======== Records for the task

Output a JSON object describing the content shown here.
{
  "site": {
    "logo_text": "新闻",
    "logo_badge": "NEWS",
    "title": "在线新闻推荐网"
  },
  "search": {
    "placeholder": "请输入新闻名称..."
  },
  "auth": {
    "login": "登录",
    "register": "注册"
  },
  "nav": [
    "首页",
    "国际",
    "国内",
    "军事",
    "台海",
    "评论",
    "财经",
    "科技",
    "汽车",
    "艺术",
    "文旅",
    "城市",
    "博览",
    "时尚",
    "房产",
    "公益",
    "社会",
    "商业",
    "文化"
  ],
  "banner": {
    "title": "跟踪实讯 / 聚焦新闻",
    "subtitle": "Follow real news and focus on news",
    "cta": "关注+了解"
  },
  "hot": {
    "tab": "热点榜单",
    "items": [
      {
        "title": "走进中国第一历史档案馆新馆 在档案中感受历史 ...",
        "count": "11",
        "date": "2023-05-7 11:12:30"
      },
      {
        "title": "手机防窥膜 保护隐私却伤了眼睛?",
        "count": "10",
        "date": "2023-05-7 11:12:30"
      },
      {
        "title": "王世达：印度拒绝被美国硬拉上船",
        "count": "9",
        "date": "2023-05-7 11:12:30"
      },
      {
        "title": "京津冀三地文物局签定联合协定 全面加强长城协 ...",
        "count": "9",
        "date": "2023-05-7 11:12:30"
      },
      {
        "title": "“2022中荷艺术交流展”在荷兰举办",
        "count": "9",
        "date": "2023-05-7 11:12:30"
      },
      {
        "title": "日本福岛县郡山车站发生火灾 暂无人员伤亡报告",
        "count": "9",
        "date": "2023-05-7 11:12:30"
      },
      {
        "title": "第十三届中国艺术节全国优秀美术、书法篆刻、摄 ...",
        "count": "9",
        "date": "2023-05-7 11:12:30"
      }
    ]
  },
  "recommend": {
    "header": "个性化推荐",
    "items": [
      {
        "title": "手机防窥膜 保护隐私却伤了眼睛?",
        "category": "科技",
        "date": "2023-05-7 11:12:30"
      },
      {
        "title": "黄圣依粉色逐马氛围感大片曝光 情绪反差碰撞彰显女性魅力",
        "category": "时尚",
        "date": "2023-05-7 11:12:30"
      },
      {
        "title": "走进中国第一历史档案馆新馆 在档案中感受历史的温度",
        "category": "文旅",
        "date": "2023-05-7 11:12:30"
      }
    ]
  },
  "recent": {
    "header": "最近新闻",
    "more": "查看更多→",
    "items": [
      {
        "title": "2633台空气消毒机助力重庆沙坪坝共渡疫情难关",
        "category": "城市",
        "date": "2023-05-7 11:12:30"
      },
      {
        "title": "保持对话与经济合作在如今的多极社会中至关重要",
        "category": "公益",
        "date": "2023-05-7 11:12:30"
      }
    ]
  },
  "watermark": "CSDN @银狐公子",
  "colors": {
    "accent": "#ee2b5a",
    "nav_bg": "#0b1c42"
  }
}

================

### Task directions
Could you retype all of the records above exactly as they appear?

### Solution for this exercise
Output a JSON object describing the content shown here.
{
  "site": {
    "logo_text": "新闻",
    "logo_badge": "NEWS",
    "title": "在线新闻推荐网"
  },
  "search": {
    "placeholder": "请输入新闻名称..."
  },
  "auth": {
    "login": "登录",
    "register": "注册"
  },
  "nav": [
    "首页",
    "国际",
    "国内",
    "军事",
    "台海",
    "评论",
    "财经",
    "科技",
    "汽车",
    "艺术",
    "文旅",
    "城市",
    "博览",
    "时尚",
    "房产",
    "公益",
    "社会",
    "商业",
    "文化"
  ],
  "banner": {
    "title": "跟踪实讯 / 聚焦新闻",
    "subtitle": "Follow real news and focus on news",
    "cta": "关注+了解"
  },
  "hot": {
    "tab": "热点榜单",
    "items": [
      {
        "title": "走进中国第一历史档案馆新馆 在档案中感受历史 ...",
        "count": "11",
        "date": "2023-05-7 11:12:30"
      },
      {
        "title": "手机防窥膜 保护隐私却伤了眼睛?",
        "count": "10",
        "date": "2023-05-7 11:12:30"
      },
      {
        "title": "王世达：印度拒绝被美国硬拉上船",
        "count": "9",
        "date": "2023-05-7 11:12:30"
      },
      {
        "title": "京津冀三地文物局签定联合协定 全面加强长城协 ...",
        "count": "9",
        "date": "2023-05-7 11:12:30"
      },
      {
        "title": "“2022中荷艺术交流展”在荷兰举办",
        "count": "9",
        "date": "2023-05-7 11:12:30"
      },
      {
        "title": "日本福岛县郡山车站发生火灾 暂无人员伤亡报告",
        "count": "9",
        "date": "2023-05-7 11:12:30"
      },
      {
        "title": "第十三届中国艺术节全国优秀美术、书法篆刻、摄 ...",
        "count": "9",
        "date": "2023-05-7 11:12:30"
      }
    ]
  },
  "recommend": {
    "header": "个性化推荐",
    "items": [
      {
        "title": "手机防窥膜 保护隐私却伤了眼睛?",
        "category": "科技",
        "date": "2023-05-7 11:12:30"
      },
      {
        "title": "黄圣依粉色逐马氛围感大片曝光 情绪反差碰撞彰显女性魅力",
        "category": "时尚",
        "date": "2023-05-7 11:12:30"
      },
      {
        "title": "走进中国第一历史档案馆新馆 在档案中感受历史的温度",
        "category": "文旅",
        "date": "2023-05-7 11:12:30"
      }
    ]
  },
  "recent": {
    "header": "最近新闻",
    "more": "查看更多→",
    "items": [
      {
        "title": "2633台空气消毒机助力重庆沙坪坝共渡疫情难关",
        "category": "城市",
        "date": "2023-05-7 11:12:30"
      },
      {
        "title": "保持对话与经济合作在如今的多极社会中至关重要",
        "category": "公益",
        "date": "2023-05-7 11:12:30"
      }
    ]
  },
  "watermark": "CSDN @银狐公子",
  "colors": {
    "accent": "#ee2b5a",
    "nav_bg": "#0b1c42"
  }
}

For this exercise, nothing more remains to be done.